▶ _What is needed_:
Could the whole of the data below be written out verbatim?

▶ _Data for this task_:
------------------------------------

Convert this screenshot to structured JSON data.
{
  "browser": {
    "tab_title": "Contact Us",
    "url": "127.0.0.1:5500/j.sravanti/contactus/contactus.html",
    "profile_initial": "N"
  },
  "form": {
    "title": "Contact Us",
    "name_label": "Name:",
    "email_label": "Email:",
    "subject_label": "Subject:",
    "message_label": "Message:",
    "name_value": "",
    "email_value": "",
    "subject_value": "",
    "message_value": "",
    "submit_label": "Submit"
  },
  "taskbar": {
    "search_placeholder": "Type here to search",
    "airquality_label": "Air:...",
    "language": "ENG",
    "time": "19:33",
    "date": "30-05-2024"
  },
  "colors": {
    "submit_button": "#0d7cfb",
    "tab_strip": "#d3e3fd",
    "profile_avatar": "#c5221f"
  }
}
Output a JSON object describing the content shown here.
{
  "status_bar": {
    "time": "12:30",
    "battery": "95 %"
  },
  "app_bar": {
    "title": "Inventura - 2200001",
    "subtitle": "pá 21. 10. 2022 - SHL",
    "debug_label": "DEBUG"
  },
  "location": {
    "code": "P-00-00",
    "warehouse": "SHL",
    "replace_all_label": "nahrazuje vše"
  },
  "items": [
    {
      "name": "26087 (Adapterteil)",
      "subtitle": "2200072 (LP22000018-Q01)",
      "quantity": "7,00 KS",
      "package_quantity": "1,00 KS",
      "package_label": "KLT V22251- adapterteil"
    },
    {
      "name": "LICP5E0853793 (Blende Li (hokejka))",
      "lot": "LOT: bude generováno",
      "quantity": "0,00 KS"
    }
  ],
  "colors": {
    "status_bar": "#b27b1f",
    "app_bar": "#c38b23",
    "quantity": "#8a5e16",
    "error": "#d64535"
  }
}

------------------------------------

▶ _Exercise answer_:
Convert this screenshot to structured JSON data.
{
  "browser": {
    "tab_title": "Contact Us",
    "url": "127.0.0.1:5500/j.sravanti/contactus/contactus.html",
    "profile_initial": "N"
  },
  "form": {
    "title": "Contact Us",
    "name_label": "Name:",
    "email_label": "Email:",
    "subject_label": "Subject:",
    "message_label": "Message:",
    "name_value": "",
    "email_value": "",
    "subject_value": "",
    "message_value": "",
    "submit_label": "Submit"
  },
  "taskbar": {
    "search_placeholder": "Type here to search",
    "airquality_label": "Air:...",
    "language": "ENG",
    "time": "19:33",
    "date": "30-05-2024"
  },
  "colors": {
    "submit_button": "#0d7cfb",
    "tab_strip": "#d3e3fd",
    "profile_avatar": "#c5221f"
  }
}
Output a JSON object describing the content shown here.
{
  "status_bar": {
    "time": "12:30",
    "battery": "95 %"
  },
  "app_bar": {
    "title": "Inventura - 2200001",
    "subtitle": "pá 21. 10. 2022 - SHL",
    "debug_label": "DEBUG"
  },
  "location": {
    "code": "P-00-00",
    "warehouse": "SHL",
    "replace_all_label": "nahrazuje vše"
  },
  "items": [
    {
      "name": "26087 (Adapterteil)",
      "subtitle": "2200072 (LP22000018-Q01)",
      "quantity": "7,00 KS",
      "package_quantity": "1,00 KS",
      "package_label": "KLT V22251- adapterteil"
    },
    {
      "name": "LICP5E0853793 (Blende Li (hokejka))",
      "lot": "LOT: bude generováno",
      "quantity": "0,00 KS"
    }
  ],
  "colors": {
    "status_bar": "#b27b1f",
    "app_bar": "#c38b23",
    "quantity": "#8a5e16",
    "error": "#d64535"
  }
}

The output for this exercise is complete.